Special treats on today’s walk were egrets on Main Road Common and a troop of monkeys enjoying the sun. I love peering into people’s gardens, spotting quirky signs, shuffling through the fallen leaves.
Walk 18 – Karkloof Conservation Centre
There are dozens of crowned cranes in the fields around the Karkloof Conservation Centre in winter, and blue cranes, and wattled cranes too. Hundreds of water fowl and other birds too. Such a delight on our doorstep. It is an easy stroll to get to the hides and a very popular outing for Howick birders. The Gartmore Hide has views of spectacular sunsets and is a great spot to take photos (or enjoy sundowers). The Loskop Hide is on the edge of a pan and here, in the early evening, masses and masses of birds arrive to roost. It is a spectacular sight.
If you haven’t visited before, it costs R30. If you want to go at peak birdwatching times (R50), you need to book so that social distancing is ensured in the hides. email@example.com
Walk 19 – Inhlosane

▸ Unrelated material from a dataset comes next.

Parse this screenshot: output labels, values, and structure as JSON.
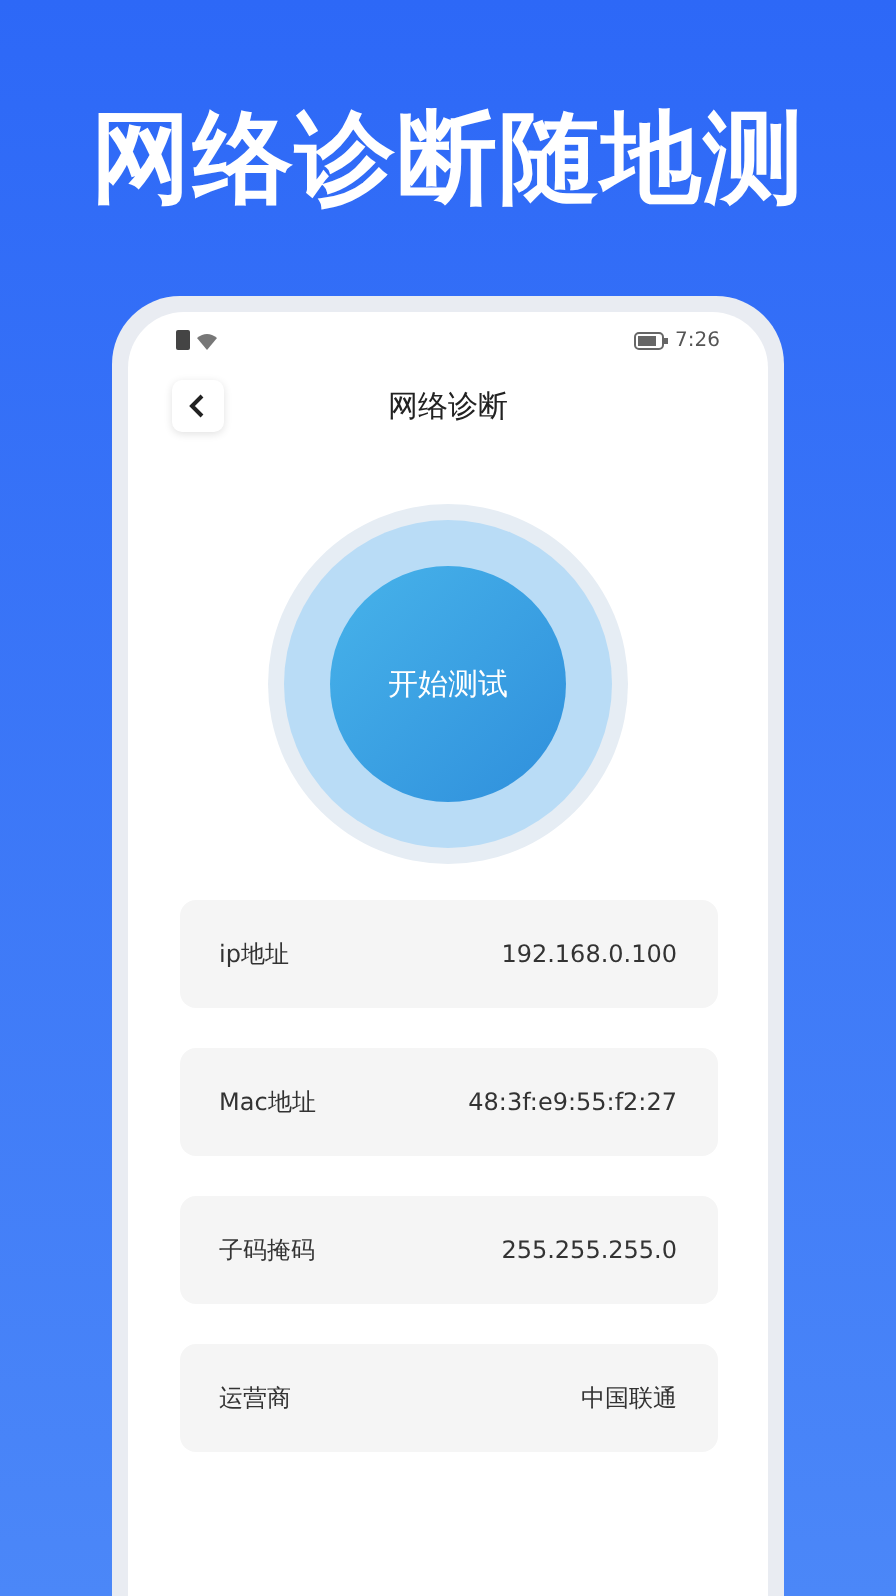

My 59th birthday was spent exploring my favourite hill – Inhlosane. I have walked here often, in Winter, in Summer, with a crowd, or on my own. This iconic hill is visible from just about anywhere in the Midlands. At 1976 metres above sea level, it is one of the highest peaks before the Drakensberg – which can be clearly seen from the top.
The shape of the hill, viewed from the east, inspired its name which means the ‘developing breast of a young girl’. During the Bambatha Rebellion, Inhlosane was the furthest point that Bambatha’s men came – their cries from the top of the peak chilling the blood of the pioneer settlers in the valley. In 1945 a big fire was lit on the peak of Inhlosane to celebrate the end of World War 2.
The last part of the ascent to the ridge is very steep through large dolerite boulders. Grassland flowers are splendid during summer, including swathes of pink Watsonia and blue Wahlenbergia. In winter the honey fragrance of Buddleja is a treat. Buddleja loricata occurs here – I have only ever seen in the Drakensberg before. Baboons and Natal Red Rock Rabbits are often seen on the slopes.
The trail from Mount Park Guest Farm is lovely – through forest and grassland and onto the ridge. It costs R50 and there is a self service cup of tea at the end if you need it.
So just 40 more unique walks in 52 weeks to go…